[WHAT YOU WILL DO]
Output the data verbatim, minus the images.

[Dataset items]

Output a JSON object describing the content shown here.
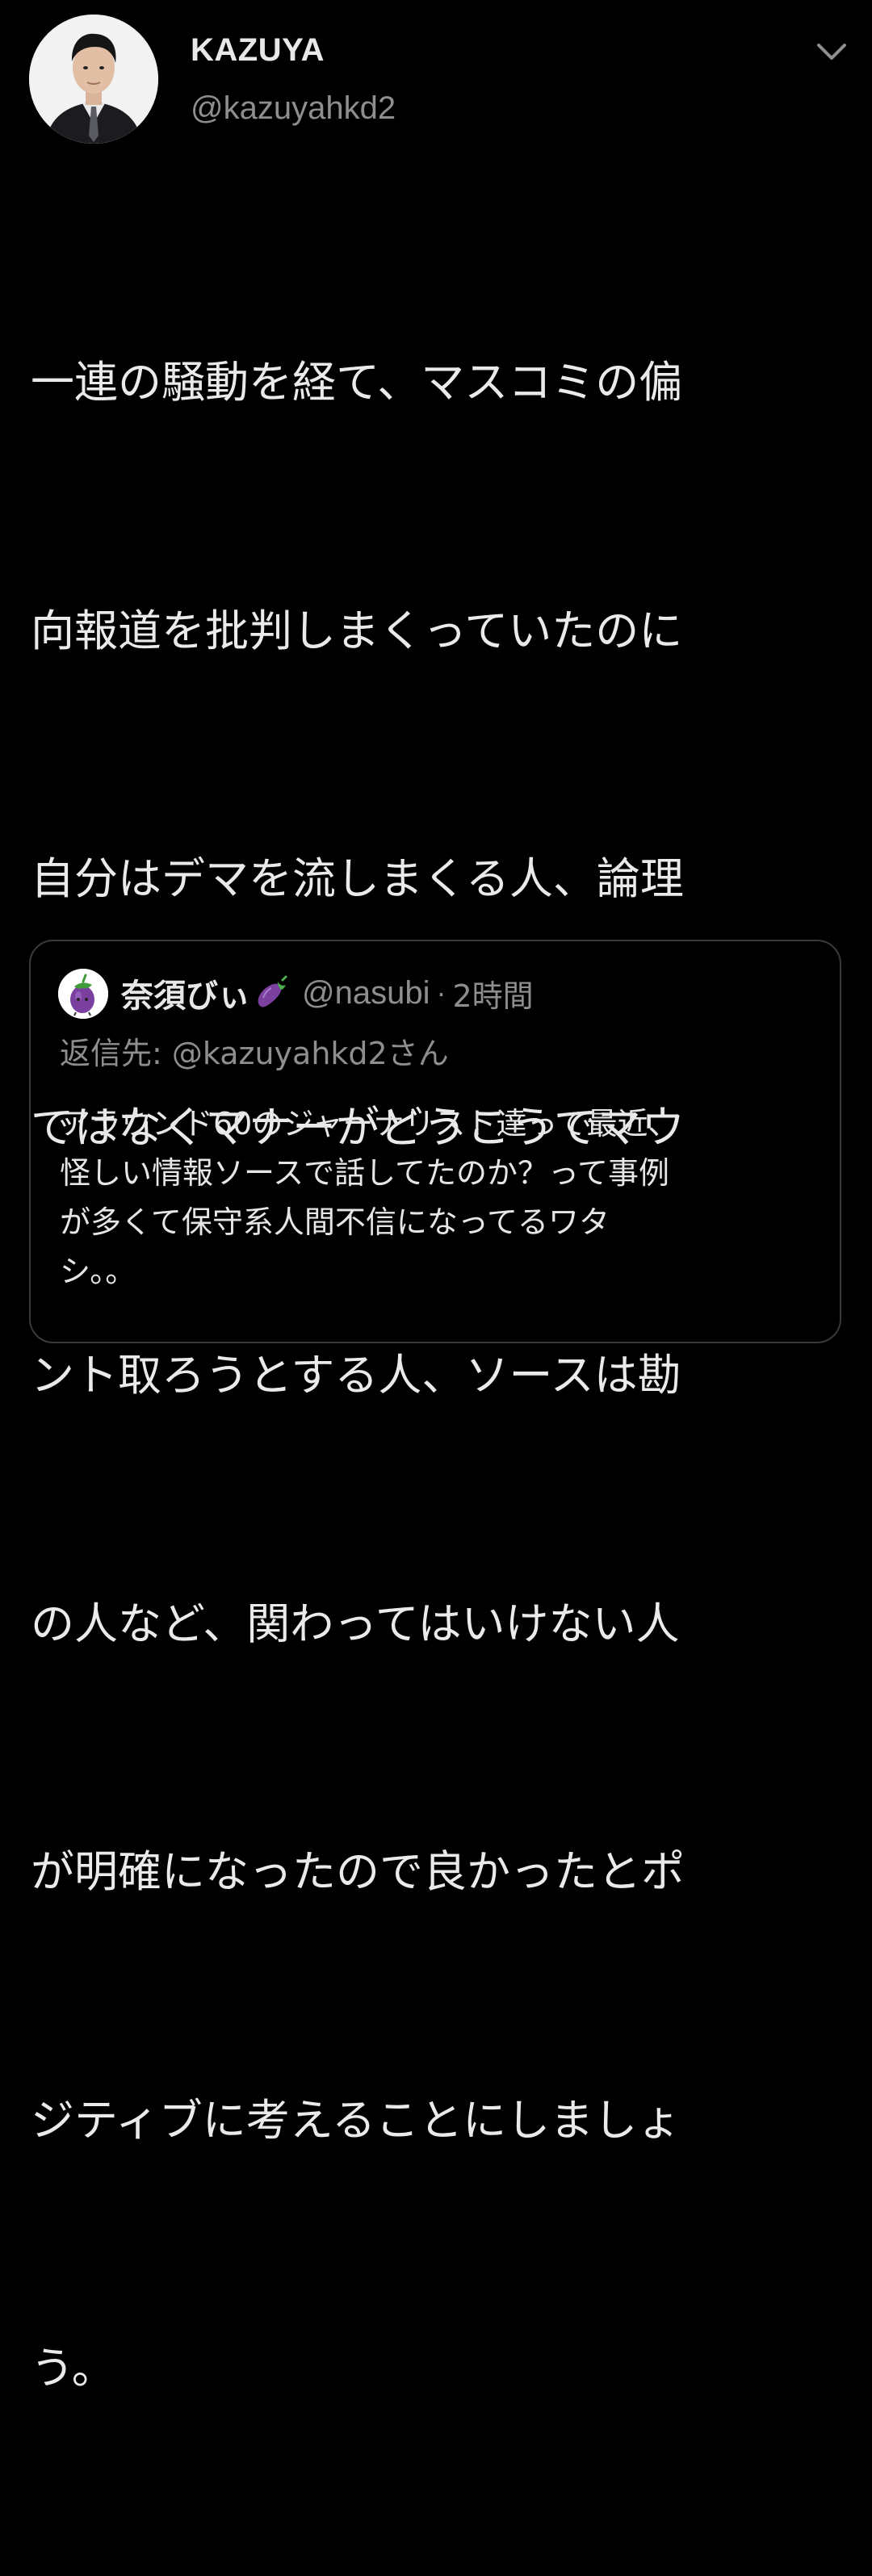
{
  "tweet": {
    "display_name": "KAZUYA",
    "handle": "@kazuyahkd2",
    "avatar_icon": "user-avatar-photo",
    "menu_icon": "chevron-down-icon",
    "text_lines": [
      "一連の騒動を経て、マスコミの偏",
      "向報道を批判しまくっていたのに",
      "自分はデマを流しまくる人、論理",
      "ではなくマナーがどうこうでマウ",
      "ント取ろうとする人、ソースは勘",
      "の人など、関わってはいけない人",
      "が明確になったので良かったとポ",
      "ジティブに考えることにしましょ",
      "う。"
    ]
  },
  "quote": {
    "display_name": "奈須びぃ",
    "name_emoji": "eggplant-emoji",
    "avatar_icon": "eggplant-avatar-icon",
    "handle": "@nasubi",
    "separator": "·",
    "time": "2時間",
    "reply_prefix": "返信先: ",
    "reply_handle": "@kazuyahkd2さん",
    "text_lines": [
      "アラウンド60のジャーナリスト達って最近、",
      "怪しい情報ソースで話してたのか？って事例",
      "が多くて保守系人間不信になってるワタ",
      "シ。。"
    ]
  },
  "colors": {
    "background": "#000000",
    "primary_text": "#eaeaea",
    "secondary_text": "#8e8e8e",
    "quote_border": "#3a3a3a",
    "eggplant": "#7b3fa0"
  }
}
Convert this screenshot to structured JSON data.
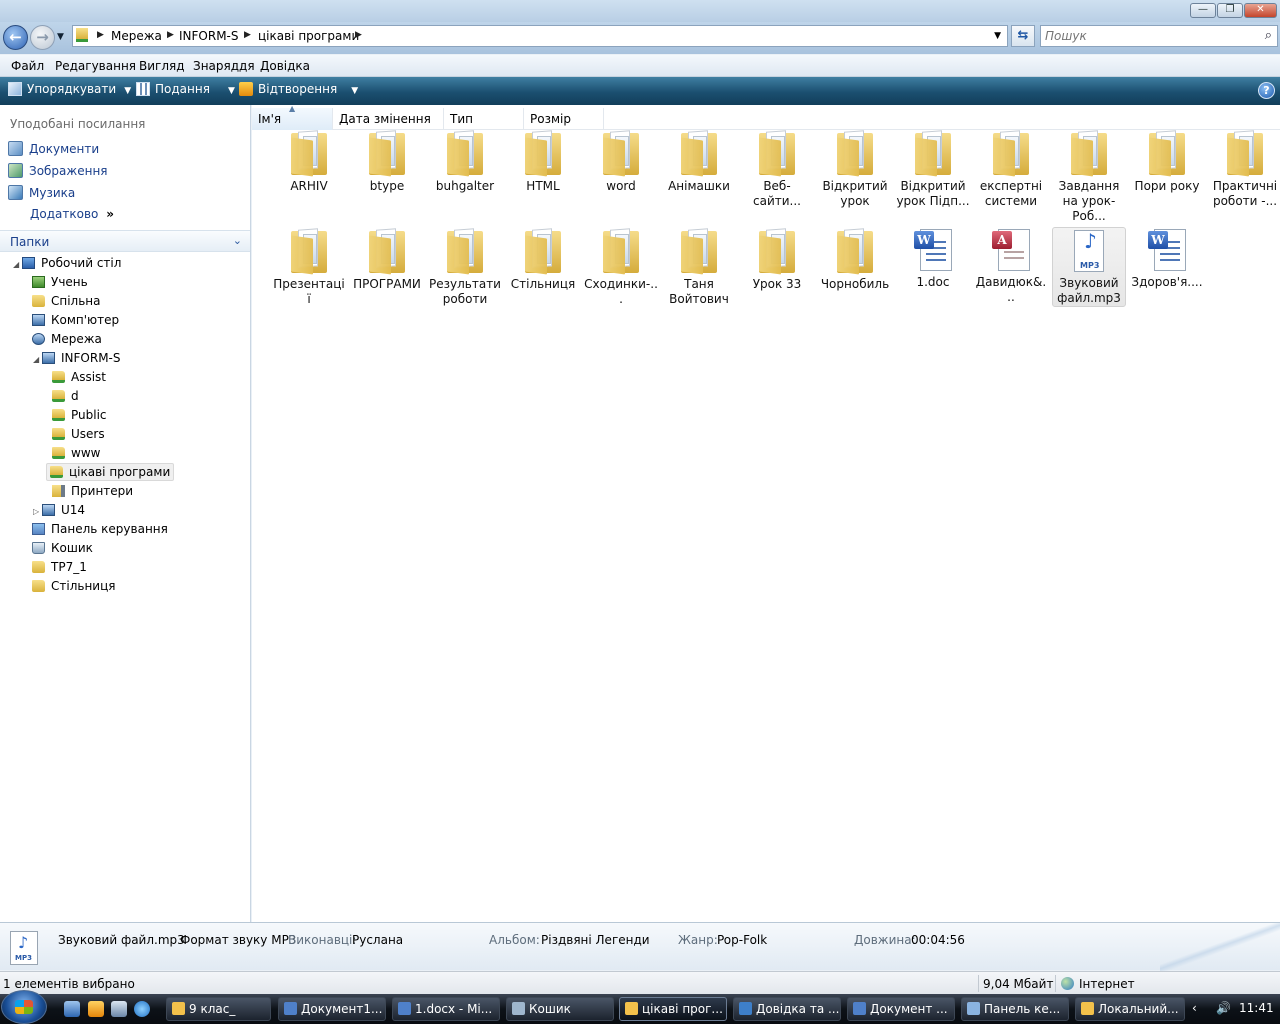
{
  "window": {
    "buttons": {
      "minimize": "—",
      "maximize": "❐",
      "close": "✕"
    }
  },
  "address": {
    "crumbs": [
      "Мережа",
      "INFORM-S",
      "цікаві програми"
    ]
  },
  "search": {
    "placeholder": "Пошук"
  },
  "menu": [
    "Файл",
    "Редагування",
    "Вигляд",
    "Знаряддя",
    "Довідка"
  ],
  "commands": {
    "organize": "Упорядкувати",
    "views": "Подання",
    "play": "Відтворення",
    "help": "?"
  },
  "nav": {
    "favorites_title": "Уподобані посилання",
    "favorites": [
      "Документи",
      "Зображення",
      "Музика",
      "Додатково"
    ],
    "more_glyph": "»",
    "folders_title": "Папки",
    "tree": [
      {
        "label": "Робочий стіл",
        "icon": "desktop-icon"
      },
      {
        "label": "Учень",
        "icon": "user-icon"
      },
      {
        "label": "Спільна",
        "icon": "folder-icon"
      },
      {
        "label": "Комп'ютер",
        "icon": "computer-icon"
      },
      {
        "label": "Мережа",
        "icon": "network-icon"
      },
      {
        "label": "INFORM-S",
        "icon": "server-icon"
      },
      {
        "label": "Assist",
        "icon": "netfolder-icon"
      },
      {
        "label": "d",
        "icon": "netfolder-icon"
      },
      {
        "label": "Public",
        "icon": "netfolder-icon"
      },
      {
        "label": "Users",
        "icon": "netfolder-icon"
      },
      {
        "label": "www",
        "icon": "netfolder-icon"
      },
      {
        "label": "цікаві програми",
        "icon": "netfolder-icon"
      },
      {
        "label": "Принтери",
        "icon": "printer-folder-icon"
      },
      {
        "label": "U14",
        "icon": "server-icon"
      },
      {
        "label": "Панель керування",
        "icon": "control-panel-icon"
      },
      {
        "label": "Кошик",
        "icon": "recycle-bin-icon"
      },
      {
        "label": "ТР7_1",
        "icon": "folder-icon"
      },
      {
        "label": "Стільниця",
        "icon": "folder-icon"
      }
    ]
  },
  "columns": [
    "Ім'я",
    "Дата змінення",
    "Тип",
    "Розмір"
  ],
  "items": [
    {
      "name": "ARHIV",
      "type": "folder"
    },
    {
      "name": "btype",
      "type": "folder"
    },
    {
      "name": "buhgalter",
      "type": "folder"
    },
    {
      "name": "HTML",
      "type": "folder"
    },
    {
      "name": "word",
      "type": "folder"
    },
    {
      "name": "Анімашки",
      "type": "folder"
    },
    {
      "name": "Веб-сайти...",
      "type": "folder"
    },
    {
      "name": "Відкритий урок",
      "type": "folder"
    },
    {
      "name": "Відкритий урок Підп...",
      "type": "folder"
    },
    {
      "name": "експертні системи",
      "type": "folder"
    },
    {
      "name": "Завдання на урок- Роб...",
      "type": "folder"
    },
    {
      "name": "Пори року",
      "type": "folder"
    },
    {
      "name": "Практичні роботи -...",
      "type": "folder"
    },
    {
      "name": "Презентації",
      "type": "folder"
    },
    {
      "name": "ПРОГРАМИ",
      "type": "folder"
    },
    {
      "name": "Результати роботи",
      "type": "folder"
    },
    {
      "name": "Стільниця",
      "type": "folder"
    },
    {
      "name": "Сходинки-...",
      "type": "folder"
    },
    {
      "name": "Таня Войтович",
      "type": "folder"
    },
    {
      "name": "Урок 33",
      "type": "folder"
    },
    {
      "name": "Чорнобиль",
      "type": "folder"
    },
    {
      "name": "1.doc",
      "type": "word"
    },
    {
      "name": "Давидюк&...",
      "type": "access"
    },
    {
      "name": "Звуковий файл.mp3",
      "type": "mp3",
      "selected": true
    },
    {
      "name": "Здоров'я....",
      "type": "word"
    }
  ],
  "icon_glyphs": {
    "word": "W",
    "access": "A",
    "mp3_note": "♪",
    "mp3_label": "MP3"
  },
  "details": {
    "filename": "Звуковий файл.mp3",
    "filetype": "Формат звуку MP3",
    "artist_label": "Виконавці:",
    "artist": "Руслана",
    "album_label": "Альбом:",
    "album": "Різдвяні Легенди",
    "genre_label": "Жанр:",
    "genre": "Pop-Folk",
    "length_label": "Довжина:",
    "length": "00:04:56"
  },
  "status": {
    "selected": "1 елементів вибрано",
    "size": "9,04 Мбайт",
    "zone": "Інтернет"
  },
  "taskbar": {
    "tasks": [
      "9 клас_",
      "Документ1...",
      "1.docx - Mi...",
      "Кошик",
      "цікаві прог...",
      "Довідка та ...",
      "Документ ...",
      "Панель ке...",
      "Локальний..."
    ],
    "active_index": 4,
    "clock": "11:41"
  },
  "colors": {
    "accent": "#1b4f70",
    "selection": "#e6e6e6",
    "link": "#1a3f8b"
  }
}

[WRITTEN RESPONSE]
Output a JSON object describing the content shown here.
{
  "tweet": {
    "display_name": "KAZUYA",
    "handle": "@kazuyahkd2",
    "avatar_icon": "user-avatar-photo",
    "menu_icon": "chevron-down-icon",
    "text_lines": [
      "一連の騒動を経て、マスコミの偏",
      "向報道を批判しまくっていたのに",
      "自分はデマを流しまくる人、論理",
      "ではなくマナーがどうこうでマウ",
      "ント取ろうとする人、ソースは勘",
      "の人など、関わってはいけない人",
      "が明確になったので良かったとポ",
      "ジティブに考えることにしましょ",
      "う。"
    ]
  },
  "quote": {
    "display_name": "奈須びぃ",
    "name_emoji": "eggplant-emoji",
    "avatar_icon": "eggplant-avatar-icon",
    "handle": "@nasubi",
    "separator": "·",
    "time": "2時間",
    "reply_prefix": "返信先: ",
    "reply_handle": "@kazuyahkd2さん",
    "text_lines": [
      "アラウンド60のジャーナリスト達って最近、",
      "怪しい情報ソースで話してたのか？って事例",
      "が多くて保守系人間不信になってるワタ",
      "シ。。"
    ]
  },
  "colors": {
    "background": "#000000",
    "primary_text": "#eaeaea",
    "secondary_text": "#8e8e8e",
    "quote_border": "#3a3a3a",
    "eggplant": "#7b3fa0"
  }
}
Convert this screenshot to structured JSON data.
{
  "window": {
    "buttons": {
      "minimize": "—",
      "maximize": "❐",
      "close": "✕"
    }
  },
  "address": {
    "crumbs": [
      "Мережа",
      "INFORM-S",
      "цікаві програми"
    ]
  },
  "search": {
    "placeholder": "Пошук"
  },
  "menu": [
    "Файл",
    "Редагування",
    "Вигляд",
    "Знаряддя",
    "Довідка"
  ],
  "commands": {
    "organize": "Упорядкувати",
    "views": "Подання",
    "play": "Відтворення",
    "help": "?"
  },
  "nav": {
    "favorites_title": "Уподобані посилання",
    "favorites": [
      "Документи",
      "Зображення",
      "Музика",
      "Додатково"
    ],
    "more_glyph": "»",
    "folders_title": "Папки",
    "tree": [
      {
        "label": "Робочий стіл",
        "icon": "desktop-icon"
      },
      {
        "label": "Учень",
        "icon": "user-icon"
      },
      {
        "label": "Спільна",
        "icon": "folder-icon"
      },
      {
        "label": "Комп'ютер",
        "icon": "computer-icon"
      },
      {
        "label": "Мережа",
        "icon": "network-icon"
      },
      {
        "label": "INFORM-S",
        "icon": "server-icon"
      },
      {
        "label": "Assist",
        "icon": "netfolder-icon"
      },
      {
        "label": "d",
        "icon": "netfolder-icon"
      },
      {
        "label": "Public",
        "icon": "netfolder-icon"
      },
      {
        "label": "Users",
        "icon": "netfolder-icon"
      },
      {
        "label": "www",
        "icon": "netfolder-icon"
      },
      {
        "label": "цікаві програми",
        "icon": "netfolder-icon"
      },
      {
        "label": "Принтери",
        "icon": "printer-folder-icon"
      },
      {
        "label": "U14",
        "icon": "server-icon"
      },
      {
        "label": "Панель керування",
        "icon": "control-panel-icon"
      },
      {
        "label": "Кошик",
        "icon": "recycle-bin-icon"
      },
      {
        "label": "ТР7_1",
        "icon": "folder-icon"
      },
      {
        "label": "Стільниця",
        "icon": "folder-icon"
      }
    ]
  },
  "columns": [
    "Ім'я",
    "Дата змінення",
    "Тип",
    "Розмір"
  ],
  "items": [
    {
      "name": "ARHIV",
      "type": "folder"
    },
    {
      "name": "btype",
      "type": "folder"
    },
    {
      "name": "buhgalter",
      "type": "folder"
    },
    {
      "name": "HTML",
      "type": "folder"
    },
    {
      "name": "word",
      "type": "folder"
    },
    {
      "name": "Анімашки",
      "type": "folder"
    },
    {
      "name": "Веб-сайти...",
      "type": "folder"
    },
    {
      "name": "Відкритий урок",
      "type": "folder"
    },
    {
      "name": "Відкритий урок Підп...",
      "type": "folder"
    },
    {
      "name": "експертні системи",
      "type": "folder"
    },
    {
      "name": "Завдання на урок- Роб...",
      "type": "folder"
    },
    {
      "name": "Пори року",
      "type": "folder"
    },
    {
      "name": "Практичні роботи -...",
      "type": "folder"
    },
    {
      "name": "Презентації",
      "type": "folder"
    },
    {
      "name": "ПРОГРАМИ",
      "type": "folder"
    },
    {
      "name": "Результати роботи",
      "type": "folder"
    },
    {
      "name": "Стільниця",
      "type": "folder"
    },
    {
      "name": "Сходинки-...",
      "type": "folder"
    },
    {
      "name": "Таня Войтович",
      "type": "folder"
    },
    {
      "name": "Урок 33",
      "type": "folder"
    },
    {
      "name": "Чорнобиль",
      "type": "folder"
    },
    {
      "name": "1.doc",
      "type": "word"
    },
    {
      "name": "Давидюк&...",
      "type": "access"
    },
    {
      "name": "Звуковий файл.mp3",
      "type": "mp3",
      "selected": true
    },
    {
      "name": "Здоров'я....",
      "type": "word"
    }
  ],
  "icon_glyphs": {
    "word": "W",
    "access": "A",
    "mp3_note": "♪",
    "mp3_label": "MP3"
  },
  "details": {
    "filename": "Звуковий файл.mp3",
    "filetype": "Формат звуку MP3",
    "artist_label": "Виконавці:",
    "artist": "Руслана",
    "album_label": "Альбом:",
    "album": "Різдвяні Легенди",
    "genre_label": "Жанр:",
    "genre": "Pop-Folk",
    "length_label": "Довжина:",
    "length": "00:04:56"
  },
  "status": {
    "selected": "1 елементів вибрано",
    "size": "9,04 Мбайт",
    "zone": "Інтернет"
  },
  "taskbar": {
    "tasks": [
      "9 клас_",
      "Документ1...",
      "1.docx - Mi...",
      "Кошик",
      "цікаві прог...",
      "Довідка та ...",
      "Документ ...",
      "Панель ке...",
      "Локальний..."
    ],
    "active_index": 4,
    "clock": "11:41"
  },
  "colors": {
    "accent": "#1b4f70",
    "selection": "#e6e6e6",
    "link": "#1a3f8b"
  }
}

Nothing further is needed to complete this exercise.